The United Nation's food agency says it needs $70m to maintain helicopter relief flights for Pakistani earthquake survivors throughout the winter.
More than one million quake survivors rely on food aid
The World Food Programme described the quake as the toughest natural disaster it has ever handled.
Millions of people left homeless by the quake are dependant on food aid.
More than 73,000 people were killed in the earthquake eight weeks ago, and almost an equal number were seriously injured, Pakistani authorities say.
The WFP says it only has enough money to last through to January next year.
"We need substantial help," executive director James Morris said. "The helicopters are critical, given the weather, the rugged terrain and our need to pre-position a huge amount of food in places throughout the affected area."
"We have never had a crisis where the use of helicopters was so critical," he added.
Many relief workers say that without a constant supply of food and warm clothes to people in the remote mountainous region, the sub-zero temperatures could result in a second cycle of deaths.
On Friday, senior aid officials in Pakistan warned that most of the tents handed out to survivors would not provide enough protection against the harsh Himalayan winter.
Relief organisations have long been appealing for 'winterised' tents designed to withstand the cold of a Himalayan winter.
Most of the tents given to survivors of the South Asia earthquake in October are not designed for winter conditions, a leading aid agency says.
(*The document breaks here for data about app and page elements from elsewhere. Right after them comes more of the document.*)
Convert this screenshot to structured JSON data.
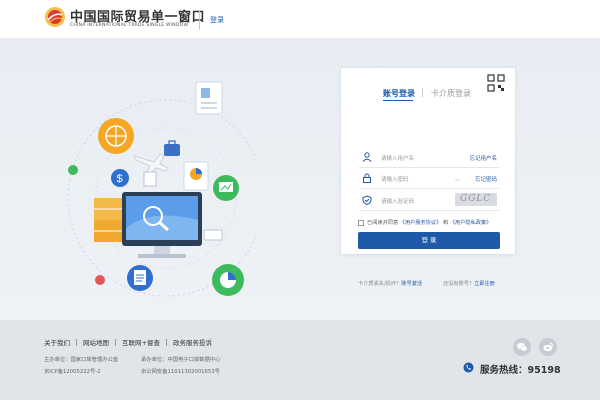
{
  "header": {
    "title": "中国国际贸易单一窗口",
    "subtitle": "CHINA INTERNATIONAL TRADE SINGLE WINDOW",
    "login_link": "登录"
  },
  "login": {
    "tab_account": "账号登录",
    "tab_card": "卡介质登录",
    "username_placeholder": "请输入用户名",
    "forgot_username": "忘记用户名",
    "password_placeholder": "请输入密码",
    "forgot_password": "忘记密码",
    "captcha_placeholder": "请输入验证码",
    "captcha_text": "GGLC",
    "agree_prefix": "已阅读并同意",
    "agree_terms": "《用户服务协议》",
    "agree_and": "和",
    "agree_privacy": "《用户隐私政策》",
    "button": "登 录",
    "card_lost_prefix": "卡介质丢失/损坏？",
    "card_lost_link": "账号激活",
    "no_account_prefix": "还没有账号？",
    "register_link": "立即注册"
  },
  "footer": {
    "links": [
      "关于我们",
      "网站地图",
      "互联网+督查",
      "政务服务投诉"
    ],
    "host_line": "主办单位：国家口岸管理办公室",
    "undertake_line": "承办单位：中国电子口岸数据中心",
    "icp": "京ICP备12005222号-2",
    "police": "京公网安备11011302001653号",
    "hotline_label": "服务热线：",
    "hotline_number": "95198"
  },
  "colors": {
    "primary": "#1e5aa8",
    "banner_bg": "#eaeef3",
    "footer_bg": "#e1e4e8"
  }
}
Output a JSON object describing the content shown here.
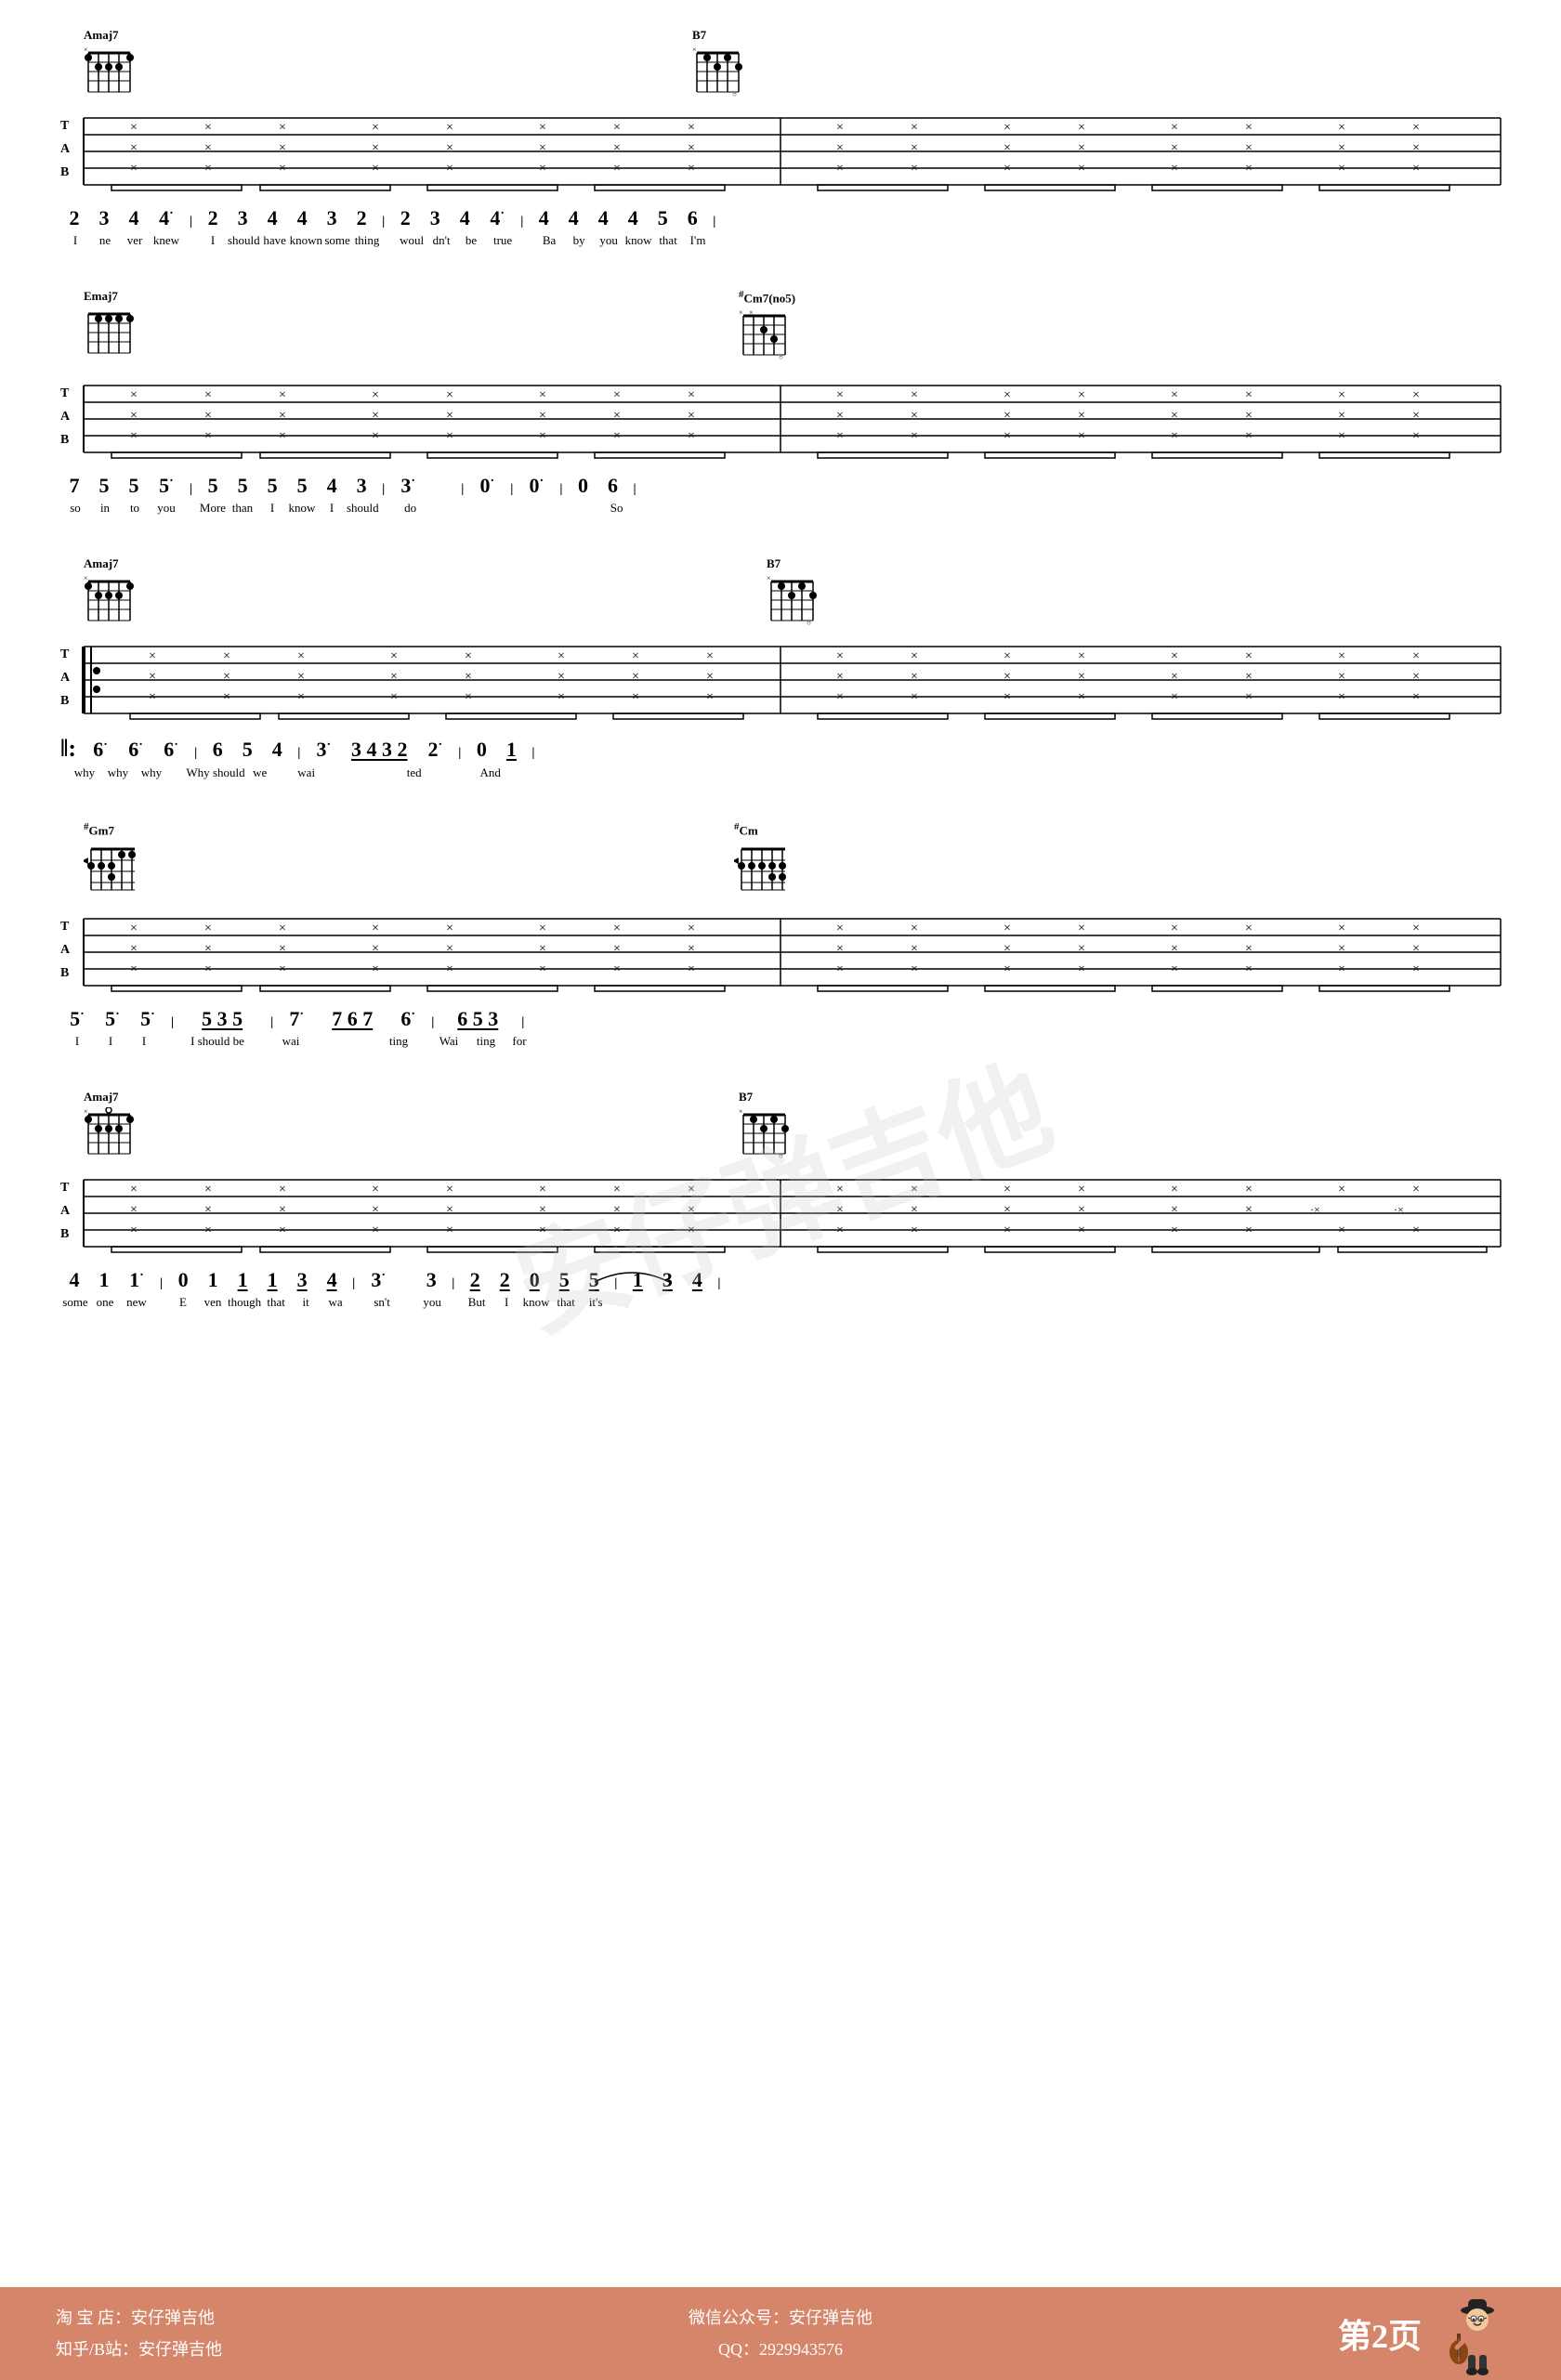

The International Organisation for Migration (IOM) says the issue of shelter "is becoming more critical".